Israel links Gaza deal to soldier's release
Israel decided on Wednesday against lifting a Gaza border blockade until Hamas agreed to release a captured Israeli soldier, effectively putting an Egyptian-proposed ceasefire on hold.
The Gaza Strip’s Hamas rulers rejected linking a prisoner swap with Cairo’s 18-month ceasefire plan that would include a reopening of the enclave’s border crossings vital to reconstruction after Israel’s 22-day offensive.
Outgoing Israeli Prime Minister Ehud Olmert convened his Security Cabinet, seeking support for a deal under which up to 1 400 Palestinian prisoners would be freed in exchange for the soldier, Gilad Shalit.
Mirroring Olmert’s position, Interior Minister Meir Sheetrit, a member of the Security Cabinet, told Israel Radio that participants agreed unanimously that “it would be inconceivable” to enter a truce deal before Shalit’s release.
Israel has allowed limited humanitarian supplies into the Gaza Strip but, keeping pressure on Hamas, has ruled out letting in building materials and other goods for the time being.
It was not immediately clear whether the Security Cabinet gave Olmert the green light to proceed with drawing up a list of Palestinian prisoners who would go free as part of an exchange.
Shalit was seized by Palestinian militants in 2006. They tunnelled into Israel from the Gaza Strip and took him into the enclave, which Israeli troops and settlers quit a year earlier.
“We are at the moment of truth.
If Gilad Shalit doesn’t come home now, it could go on and on for ages.
This is the moment of opportunity,” a senior Israeli official said.
Hamas spokesperson Fawzi Barhoum insisted the group would accept no linkage between freeing the soldier and a truce, which it had expected to be announced by Cairo on Sunday.
“There is no connection between the matter of Shalit and [achieving] calm,” Barhoum said, adding Hamas “had no objection” to the soldier’s release if Israel met the Islamist group’s demands on the Palestinian prisoners.
“This is Israeli intransigence and a Zionist delay—a continued laying of obstacles in front of the Egyptian efforts,” Barhoum said after the Security Cabinet decision.
Sheetrit said before the session that getting Shalit back would mean the release of hundreds of prisoners. Diplomats said the deal would likely free close to 1 000 of the approximately 11 000 Palestinians held in Israeli jails.

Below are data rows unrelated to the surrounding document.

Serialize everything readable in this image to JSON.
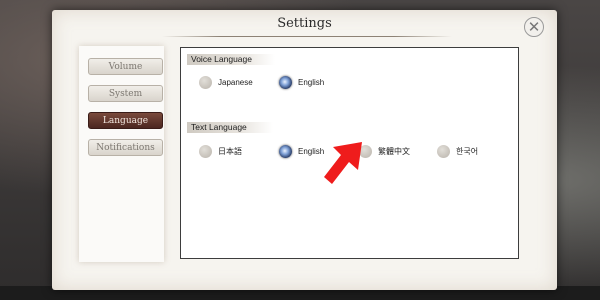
{
  "dialog": {
    "title": "Settings",
    "close_glyph": "✕"
  },
  "nav": {
    "items": [
      {
        "label": "Volume",
        "active": false
      },
      {
        "label": "System",
        "active": false
      },
      {
        "label": "Language",
        "active": true
      },
      {
        "label": "Notifications",
        "active": false
      }
    ]
  },
  "voice_language": {
    "title": "Voice Language",
    "options": [
      {
        "label": "Japanese",
        "selected": false
      },
      {
        "label": "English",
        "selected": true
      }
    ]
  },
  "text_language": {
    "title": "Text Language",
    "options": [
      {
        "label": "日本語",
        "selected": false
      },
      {
        "label": "English",
        "selected": true
      },
      {
        "label": "繁體中文",
        "selected": false
      },
      {
        "label": "한국어",
        "selected": false
      }
    ]
  },
  "annotation": {
    "arrow_icon": "red-arrow-icon",
    "arrow_color": "#ef1c1c"
  }
}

An Israeli official said even if Israel and Hamas agree on a list of prisoners, they remain on odds over where they would be sent after the swap takes place.
“We want them expelled out the country but Hamas wants them to return to their homes,” either in the Gaza Strip or the occupied West Bank, the official said, referring to prisoners Israel regards as the biggest security risks.
The issue is highly emotive for both sides. Palestinians view prisoners held by Israel as heroes of what they see as a battle against occupation.
Israel has carried out lopsided exchanges in the past, trading large numbers of Arab prisoners for its captured troops or their bodies.
Olmert said on Tuesday he hoped to win Shalit’s freedom before he left office but a new Israeli government that will be formed following last week’s national election might have to tackle the task.
Before the Security Cabinet met, Israeli aircraft bombed seven smuggling tunnels running under the Gaza-Egypt border, and a security compound in the Palestinian territory, a military spokesperson said. No casualties were reported.
The attack was launched after mortar bombs were fired into Israel from the Gaza Strip on Tuesday. No one was reported hurt.—Reuters